Shoulder impingement syndrome accounts for up to 65% of all shoulder complaints. It results from repetitive pinching of the soft tissues between the acromion of the scapula and greater tuberosity of the humerus with arm elevation. This pinching most often occurs at the tendinous portion of the supraspinatus, a rotator cuff muscle, and can make reaching overhead difficult, cause pain when sleeping on the affected side, and limit range of motion.
The rotator cuff muscles help to stabilize and center the humerus in the glenohumeral joint as the arm raises and goes through different ranges of motion. If these muscles aren’t working in sync to stabilize, the space in the glenohumeral joint becomes reduced and pinching occurs.
Other mechanical and structural factors can also be involved and lead to impingement syndrome. The way the stabilizing muscles of the scapula are functioning must be addressed and things such as the anatomy of the acromion, arthritic changes, or bone spurs may be contributing factors.
The development of shoulder impingement syndrome is commonly seen with rounded, slouched postures, jobs requiring a lot of overhead work or lifting, and overhead athletes in sports such as swimming, baseball, or tennis.

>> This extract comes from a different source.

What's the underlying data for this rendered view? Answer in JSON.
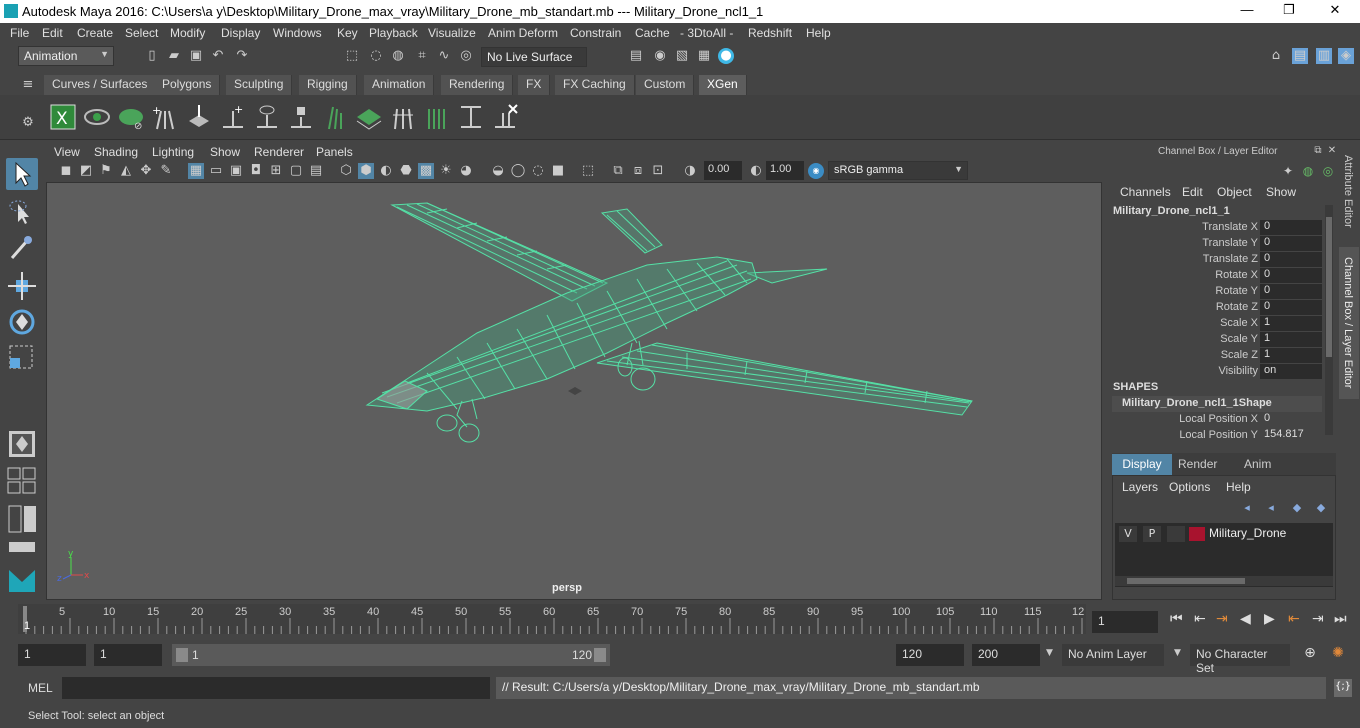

Impingement syndrome responds very well with conservative care because it is mechanical in nature. Early treatment can help prevent the tendon from fraying and eventually progressing into a rotator cuff tear.